> _About this exercise_: Send back every record exactly.
————————
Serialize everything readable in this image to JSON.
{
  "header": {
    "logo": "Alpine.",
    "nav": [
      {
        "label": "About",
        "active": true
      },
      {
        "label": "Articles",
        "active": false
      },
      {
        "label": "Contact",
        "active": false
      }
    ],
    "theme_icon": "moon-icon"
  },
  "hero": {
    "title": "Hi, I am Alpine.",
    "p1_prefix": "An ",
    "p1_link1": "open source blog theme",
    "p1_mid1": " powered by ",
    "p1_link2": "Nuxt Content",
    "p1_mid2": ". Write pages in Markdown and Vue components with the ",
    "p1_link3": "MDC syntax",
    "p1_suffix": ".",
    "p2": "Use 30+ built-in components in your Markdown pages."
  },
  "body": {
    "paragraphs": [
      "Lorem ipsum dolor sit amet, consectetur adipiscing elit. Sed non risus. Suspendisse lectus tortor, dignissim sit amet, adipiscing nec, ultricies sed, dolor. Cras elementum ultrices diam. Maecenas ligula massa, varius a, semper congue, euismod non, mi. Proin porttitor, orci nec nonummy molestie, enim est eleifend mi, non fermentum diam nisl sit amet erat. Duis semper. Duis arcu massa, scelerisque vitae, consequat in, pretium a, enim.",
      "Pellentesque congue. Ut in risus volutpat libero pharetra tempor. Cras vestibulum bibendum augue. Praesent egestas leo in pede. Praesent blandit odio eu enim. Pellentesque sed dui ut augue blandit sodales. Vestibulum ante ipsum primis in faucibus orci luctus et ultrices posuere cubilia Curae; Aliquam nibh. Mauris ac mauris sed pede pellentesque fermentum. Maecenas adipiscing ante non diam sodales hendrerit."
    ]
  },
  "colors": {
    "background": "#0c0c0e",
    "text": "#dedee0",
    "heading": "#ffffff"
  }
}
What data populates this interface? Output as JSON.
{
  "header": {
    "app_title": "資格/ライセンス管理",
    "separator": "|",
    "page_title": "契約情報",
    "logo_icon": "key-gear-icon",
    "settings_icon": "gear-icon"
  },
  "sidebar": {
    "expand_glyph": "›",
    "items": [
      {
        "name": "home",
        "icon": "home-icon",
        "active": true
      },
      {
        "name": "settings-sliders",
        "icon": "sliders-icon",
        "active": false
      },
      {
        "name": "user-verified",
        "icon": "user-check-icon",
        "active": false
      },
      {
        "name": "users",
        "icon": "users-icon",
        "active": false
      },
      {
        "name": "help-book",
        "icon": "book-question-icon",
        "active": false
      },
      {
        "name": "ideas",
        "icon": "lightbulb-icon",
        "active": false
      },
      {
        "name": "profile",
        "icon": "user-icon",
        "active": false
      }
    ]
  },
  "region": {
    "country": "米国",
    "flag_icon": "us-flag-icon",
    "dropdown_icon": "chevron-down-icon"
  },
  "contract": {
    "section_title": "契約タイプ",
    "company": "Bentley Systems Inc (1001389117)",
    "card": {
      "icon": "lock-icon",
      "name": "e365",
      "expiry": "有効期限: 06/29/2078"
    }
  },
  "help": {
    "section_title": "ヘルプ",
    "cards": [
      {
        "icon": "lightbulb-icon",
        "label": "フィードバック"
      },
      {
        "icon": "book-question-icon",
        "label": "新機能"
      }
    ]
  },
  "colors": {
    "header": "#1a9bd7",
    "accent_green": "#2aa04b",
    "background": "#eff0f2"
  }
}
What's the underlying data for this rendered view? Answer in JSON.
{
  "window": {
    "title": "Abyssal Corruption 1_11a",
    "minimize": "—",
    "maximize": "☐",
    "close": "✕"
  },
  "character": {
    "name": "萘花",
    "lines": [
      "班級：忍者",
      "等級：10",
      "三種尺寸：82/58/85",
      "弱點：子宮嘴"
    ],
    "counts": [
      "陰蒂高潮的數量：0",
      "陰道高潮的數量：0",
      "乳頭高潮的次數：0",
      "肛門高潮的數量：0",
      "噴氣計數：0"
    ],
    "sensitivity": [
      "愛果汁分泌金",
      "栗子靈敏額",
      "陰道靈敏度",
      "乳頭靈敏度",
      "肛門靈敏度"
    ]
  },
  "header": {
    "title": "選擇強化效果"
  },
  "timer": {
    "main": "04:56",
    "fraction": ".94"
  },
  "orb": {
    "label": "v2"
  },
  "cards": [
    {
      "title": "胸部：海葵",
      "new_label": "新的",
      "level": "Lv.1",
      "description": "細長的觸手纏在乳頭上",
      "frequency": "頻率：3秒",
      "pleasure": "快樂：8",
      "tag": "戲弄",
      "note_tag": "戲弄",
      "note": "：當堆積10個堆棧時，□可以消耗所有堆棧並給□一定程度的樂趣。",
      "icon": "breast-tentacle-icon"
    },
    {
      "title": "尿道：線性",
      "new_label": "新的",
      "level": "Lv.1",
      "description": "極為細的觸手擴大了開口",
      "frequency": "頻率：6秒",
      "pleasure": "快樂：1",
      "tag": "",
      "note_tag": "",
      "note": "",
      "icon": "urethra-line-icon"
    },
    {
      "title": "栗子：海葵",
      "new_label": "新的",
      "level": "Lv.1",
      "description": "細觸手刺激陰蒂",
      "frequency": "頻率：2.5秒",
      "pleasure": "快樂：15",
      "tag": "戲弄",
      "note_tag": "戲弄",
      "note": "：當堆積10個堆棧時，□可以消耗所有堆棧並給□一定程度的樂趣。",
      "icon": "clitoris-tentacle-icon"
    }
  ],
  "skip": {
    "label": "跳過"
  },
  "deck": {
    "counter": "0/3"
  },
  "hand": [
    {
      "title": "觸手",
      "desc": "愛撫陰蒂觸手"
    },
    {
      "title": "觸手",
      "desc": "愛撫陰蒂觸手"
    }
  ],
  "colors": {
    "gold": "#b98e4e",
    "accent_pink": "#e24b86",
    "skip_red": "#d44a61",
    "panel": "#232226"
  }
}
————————
> _Response below_:
Serialize everything readable in this image to JSON.
{
  "header": {
    "logo": "Alpine.",
    "nav": [
      {
        "label": "About",
        "active": true
      },
      {
        "label": "Articles",
        "active": false
      },
      {
        "label": "Contact",
        "active": false
      }
    ],
    "theme_icon": "moon-icon"
  },
  "hero": {
    "title": "Hi, I am Alpine.",
    "p1_prefix": "An ",
    "p1_link1": "open source blog theme",
    "p1_mid1": " powered by ",
    "p1_link2": "Nuxt Content",
    "p1_mid2": ". Write pages in Markdown and Vue components with the ",
    "p1_link3": "MDC syntax",
    "p1_suffix": ".",
    "p2": "Use 30+ built-in components in your Markdown pages."
  },
  "body": {
    "paragraphs": [
      "Lorem ipsum dolor sit amet, consectetur adipiscing elit. Sed non risus. Suspendisse lectus tortor, dignissim sit amet, adipiscing nec, ultricies sed, dolor. Cras elementum ultrices diam. Maecenas ligula massa, varius a, semper congue, euismod non, mi. Proin porttitor, orci nec nonummy molestie, enim est eleifend mi, non fermentum diam nisl sit amet erat. Duis semper. Duis arcu massa, scelerisque vitae, consequat in, pretium a, enim.",
      "Pellentesque congue. Ut in risus volutpat libero pharetra tempor. Cras vestibulum bibendum augue. Praesent egestas leo in pede. Praesent blandit odio eu enim. Pellentesque sed dui ut augue blandit sodales. Vestibulum ante ipsum primis in faucibus orci luctus et ultrices posuere cubilia Curae; Aliquam nibh. Mauris ac mauris sed pede pellentesque fermentum. Maecenas adipiscing ante non diam sodales hendrerit."
    ]
  },
  "colors": {
    "background": "#0c0c0e",
    "text": "#dedee0",
    "heading": "#ffffff"
  }
}
What data populates this interface? Output as JSON.
{
  "header": {
    "app_title": "資格/ライセンス管理",
    "separator": "|",
    "page_title": "契約情報",
    "logo_icon": "key-gear-icon",
    "settings_icon": "gear-icon"
  },
  "sidebar": {
    "expand_glyph": "›",
    "items": [
      {
        "name": "home",
        "icon": "home-icon",
        "active": true
      },
      {
        "name": "settings-sliders",
        "icon": "sliders-icon",
        "active": false
      },
      {
        "name": "user-verified",
        "icon": "user-check-icon",
        "active": false
      },
      {
        "name": "users",
        "icon": "users-icon",
        "active": false
      },
      {
        "name": "help-book",
        "icon": "book-question-icon",
        "active": false
      },
      {
        "name": "ideas",
        "icon": "lightbulb-icon",
        "active": false
      },
      {
        "name": "profile",
        "icon": "user-icon",
        "active": false
      }
    ]
  },
  "region": {
    "country": "米国",
    "flag_icon": "us-flag-icon",
    "dropdown_icon": "chevron-down-icon"
  },
  "contract": {
    "section_title": "契約タイプ",
    "company": "Bentley Systems Inc (1001389117)",
    "card": {
      "icon": "lock-icon",
      "name": "e365",
      "expiry": "有効期限: 06/29/2078"
    }
  },
  "help": {
    "section_title": "ヘルプ",
    "cards": [
      {
        "icon": "lightbulb-icon",
        "label": "フィードバック"
      },
      {
        "icon": "book-question-icon",
        "label": "新機能"
      }
    ]
  },
  "colors": {
    "header": "#1a9bd7",
    "accent_green": "#2aa04b",
    "background": "#eff0f2"
  }
}
What's the underlying data for this rendered view? Answer in JSON.
{
  "window": {
    "title": "Abyssal Corruption 1_11a",
    "minimize": "—",
    "maximize": "☐",
    "close": "✕"
  },
  "character": {
    "name": "萘花",
    "lines": [
      "班級：忍者",
      "等級：10",
      "三種尺寸：82/58/85",
      "弱點：子宮嘴"
    ],
    "counts": [
      "陰蒂高潮的數量：0",
      "陰道高潮的數量：0",
      "乳頭高潮的次數：0",
      "肛門高潮的數量：0",
      "噴氣計數：0"
    ],
    "sensitivity": [
      "愛果汁分泌金",
      "栗子靈敏額",
      "陰道靈敏度",
      "乳頭靈敏度",
      "肛門靈敏度"
    ]
  },
  "header": {
    "title": "選擇強化效果"
  },
  "timer": {
    "main": "04:56",
    "fraction": ".94"
  },
  "orb": {
    "label": "v2"
  },
  "cards": [
    {
      "title": "胸部：海葵",
      "new_label": "新的",
      "level": "Lv.1",
      "description": "細長的觸手纏在乳頭上",
      "frequency": "頻率：3秒",
      "pleasure": "快樂：8",
      "tag": "戲弄",
      "note_tag": "戲弄",
      "note": "：當堆積10個堆棧時，□可以消耗所有堆棧並給□一定程度的樂趣。",
      "icon": "breast-tentacle-icon"
    },
    {
      "title": "尿道：線性",
      "new_label": "新的",
      "level": "Lv.1",
      "description": "極為細的觸手擴大了開口",
      "frequency": "頻率：6秒",
      "pleasure": "快樂：1",
      "tag": "",
      "note_tag": "",
      "note": "",
      "icon": "urethra-line-icon"
    },
    {
      "title": "栗子：海葵",
      "new_label": "新的",
      "level": "Lv.1",
      "description": "細觸手刺激陰蒂",
      "frequency": "頻率：2.5秒",
      "pleasure": "快樂：15",
      "tag": "戲弄",
      "note_tag": "戲弄",
      "note": "：當堆積10個堆棧時，□可以消耗所有堆棧並給□一定程度的樂趣。",
      "icon": "clitoris-tentacle-icon"
    }
  ],
  "skip": {
    "label": "跳過"
  },
  "deck": {
    "counter": "0/3"
  },
  "hand": [
    {
      "title": "觸手",
      "desc": "愛撫陰蒂觸手"
    },
    {
      "title": "觸手",
      "desc": "愛撫陰蒂觸手"
    }
  ],
  "colors": {
    "gold": "#b98e4e",
    "accent_pink": "#e24b86",
    "skip_red": "#d44a61",
    "panel": "#232226"
  }
}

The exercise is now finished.